The train passing Mussenden Temple at Downhill Demesne
Michael Palin described the train journey between Derry~Londonderry and Coleraine as “one of the most beautiful rail journeys in the world”.
So hop onboard, relax and enjoy the views...
Whether you start your day in Derry or Coleraine, there’s lots to do at each destination and many things to see along the way. Taking the train means you’ll travel in comfort, avoid the hassle of traffic and parking and get plenty of time to view
the scenery. What’s more, if you purchase an integrated Translink bus and rail ticket, you can take the bus from Coleraine to visit the fantastic attractions and small towns and villages of The Causeway Coast. History, heritage, stunning scenery as well as plenty of great restaurants,
pubs and shops await you for a fun-filled day-trip.
Begins in Derry-Londonderry, The City of Culture 2013. It is an historic 6th century city with "a great riverside setting, fascinating historical sights and a determined air of optimism that has made it the powerhouse of the North’s Cultural revival" (Lonely Planet 2010). Meander through the bustling compact streets of the only completely Walled City in Ireland and listen to the echoes of almost 1500 years of history. While admiring this city’s spectacular riverscape your train journey will follow the River Foyle as you leave Derry and head into the lush green countryside. Your first stop is the small station of Bellarena.
Soon you will arrive at the golden sands of Benone Strand with the rolling waves of the Atlantic Ocean crashing onto the beach. The railway track runs alongside the sand, so you have spectacular views of one of the most unspoilt beaches in Ireland. On the opposite side of the track, you’ll pass the maritime cliffs at Downhill and the impressive Binevenagh Mountain. The sand dunes and the cliffs are home to a wide range of wildlife and unique habitats such as a range of birds including peregrine falcon.
Your next stop is the small John Lanyon designed station of Castlerock dating from 1875. This popular seaside village is an ideal stopping place for a beach picnic or exploration of the village and nearby National Trust properties. Your journey will then take you past the green manicured grass of peaceful Castlerock Golf Course.
The construction of the railway played an important role in the growth of Castlerock, after its arrival in 1853. Two tunnels, named Castlerock and Downhill, had to be cut and blasted, using 3,600lbs of gunpowder to remove rock at Portvantage - an event known as ‘The Great Blast’.
These are the longest railway tunnels in Ireland, measuring 668 and 307 yards respectively. In an attempt to further develop the village, the railway company put into operation a "Villa Tickets" scheme which ran from 1880 to approximately 1930. Under this scheme, anyone building a villa in Castlerock was entitled to free first class rail travel for a period of 10 years!
Your 45 minute "great railway journey" is almost over as the train runs alongside the River Bann as it sweeps into Coleraine.

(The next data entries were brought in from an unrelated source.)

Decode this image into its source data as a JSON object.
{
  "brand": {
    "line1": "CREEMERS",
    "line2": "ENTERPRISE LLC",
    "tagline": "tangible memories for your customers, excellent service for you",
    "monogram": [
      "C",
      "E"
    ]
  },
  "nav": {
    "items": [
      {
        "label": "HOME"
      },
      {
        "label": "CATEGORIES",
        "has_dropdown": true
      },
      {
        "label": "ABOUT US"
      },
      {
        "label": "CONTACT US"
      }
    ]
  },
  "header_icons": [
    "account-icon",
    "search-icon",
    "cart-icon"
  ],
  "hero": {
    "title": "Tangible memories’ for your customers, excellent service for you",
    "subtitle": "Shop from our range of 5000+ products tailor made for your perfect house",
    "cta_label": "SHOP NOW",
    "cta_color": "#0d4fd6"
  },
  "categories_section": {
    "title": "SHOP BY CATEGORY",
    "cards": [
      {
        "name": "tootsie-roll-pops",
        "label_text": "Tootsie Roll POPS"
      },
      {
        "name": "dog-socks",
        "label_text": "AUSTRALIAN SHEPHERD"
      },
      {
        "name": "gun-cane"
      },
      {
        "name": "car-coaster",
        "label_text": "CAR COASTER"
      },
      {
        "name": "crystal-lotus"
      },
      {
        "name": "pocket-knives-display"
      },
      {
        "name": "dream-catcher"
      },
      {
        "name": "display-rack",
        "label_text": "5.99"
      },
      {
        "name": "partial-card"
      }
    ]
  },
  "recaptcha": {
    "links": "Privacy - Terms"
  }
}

Soaked in history, in fact Mountsandel is regarded as being the earliest known settlement of man in Ireland, with charm and character, the town offers a unique mix of old and new. There is first class shopping and plenty to see and do.
Stop a while in Coleraine or hop on board one of our bus services to travel on to The Giant’s Causeway or one of the many pretty coastal towns and villages from Portstewart to Ballycastle.

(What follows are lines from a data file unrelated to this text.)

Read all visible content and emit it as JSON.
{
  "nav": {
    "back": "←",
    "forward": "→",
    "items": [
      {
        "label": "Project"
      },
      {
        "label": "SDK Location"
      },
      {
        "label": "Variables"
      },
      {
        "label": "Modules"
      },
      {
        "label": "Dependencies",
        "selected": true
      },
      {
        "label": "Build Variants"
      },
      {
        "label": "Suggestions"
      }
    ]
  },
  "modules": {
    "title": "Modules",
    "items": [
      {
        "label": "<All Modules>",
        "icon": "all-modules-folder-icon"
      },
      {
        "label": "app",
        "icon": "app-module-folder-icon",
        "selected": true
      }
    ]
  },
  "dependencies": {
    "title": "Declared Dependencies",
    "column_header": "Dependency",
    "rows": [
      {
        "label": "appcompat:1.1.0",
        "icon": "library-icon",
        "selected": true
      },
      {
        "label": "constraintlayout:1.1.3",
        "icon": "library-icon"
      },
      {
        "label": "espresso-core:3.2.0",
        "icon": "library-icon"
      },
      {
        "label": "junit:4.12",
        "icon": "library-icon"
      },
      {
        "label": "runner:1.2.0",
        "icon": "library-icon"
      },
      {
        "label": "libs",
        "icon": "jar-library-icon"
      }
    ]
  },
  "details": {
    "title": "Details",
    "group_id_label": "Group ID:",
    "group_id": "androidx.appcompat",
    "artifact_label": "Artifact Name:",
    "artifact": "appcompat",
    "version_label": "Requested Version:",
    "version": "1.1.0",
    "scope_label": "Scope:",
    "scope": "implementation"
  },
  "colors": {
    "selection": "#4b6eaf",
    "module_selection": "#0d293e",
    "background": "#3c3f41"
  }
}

The Causeway Coast is one of the most scenic regions in these islands and is home to some of Northern Ireland’s best known attractions including Bushmills Distillery, Dunluce Castle, Carrick-a-Rede Rope Bridge and of course The Giant’s Causeway. The Causeway is a World Heritage Site and Area of Outstanding Natural Beauty and home to a wealth of local history and legend. Explore the basalt stone columns left by volcanic eruptions 60 million years ago and search for distinctive stone formations fancifully named the Camel, Harp and Organ. Coastal towns include Portrush and Portstewart with award-winning beaches and a host of restaurants, pubs, ice cream parlours, craft and gift shops.
How to get there

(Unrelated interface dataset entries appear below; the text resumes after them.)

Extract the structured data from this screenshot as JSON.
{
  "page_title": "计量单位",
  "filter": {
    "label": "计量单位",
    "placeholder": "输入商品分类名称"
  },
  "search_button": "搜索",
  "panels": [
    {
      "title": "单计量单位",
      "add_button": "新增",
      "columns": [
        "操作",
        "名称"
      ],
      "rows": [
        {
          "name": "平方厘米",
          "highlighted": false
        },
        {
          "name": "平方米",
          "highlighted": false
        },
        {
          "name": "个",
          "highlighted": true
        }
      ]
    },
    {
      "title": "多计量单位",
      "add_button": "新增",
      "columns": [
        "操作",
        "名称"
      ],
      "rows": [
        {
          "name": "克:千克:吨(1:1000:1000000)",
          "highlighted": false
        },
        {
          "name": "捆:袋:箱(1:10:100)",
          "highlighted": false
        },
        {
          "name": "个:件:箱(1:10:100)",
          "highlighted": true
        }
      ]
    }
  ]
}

You can travel between Derry~Londonderry and Coleraine by rail and transfer to The Giant’s Causeway and coastal towns by bus. Rail connections to Coleraine are also available from Belfast.
Return bus services from The Giant’s Causeway to Coleraine will allow you to hop on and off at coastal locations. Bus services 402, 172 and 177 serve The Causeway Coast. Return rail services to Derry~Londonderry and Belfast operate throughout the day.
What does it cost?
Choose which ticket best suits your needs:
Integrated Bus & Rail:
iLink is available for adults and children and is ideal if you travel by both bus and train to your destination on a regular basis. Translink Family & Friends Ticket – offers unlimited day travel on all bus & rail services. Valid Monday – Friday after 9.30am as well as every Saturday and Sunday with no time restrictions for up to 2 adults and 4 children for £22. (minimum of 1 adult and 1 child).
Additional children under 16 will be charged at £4.
1/3 off Day Returns – for travel after 9.30 am
Sunday Day Tracker – Unlimited Sunday day travel for £7 (child - £3.50)
Full timetables are available from www.translink.co.uk or by calling (028) 9066 6630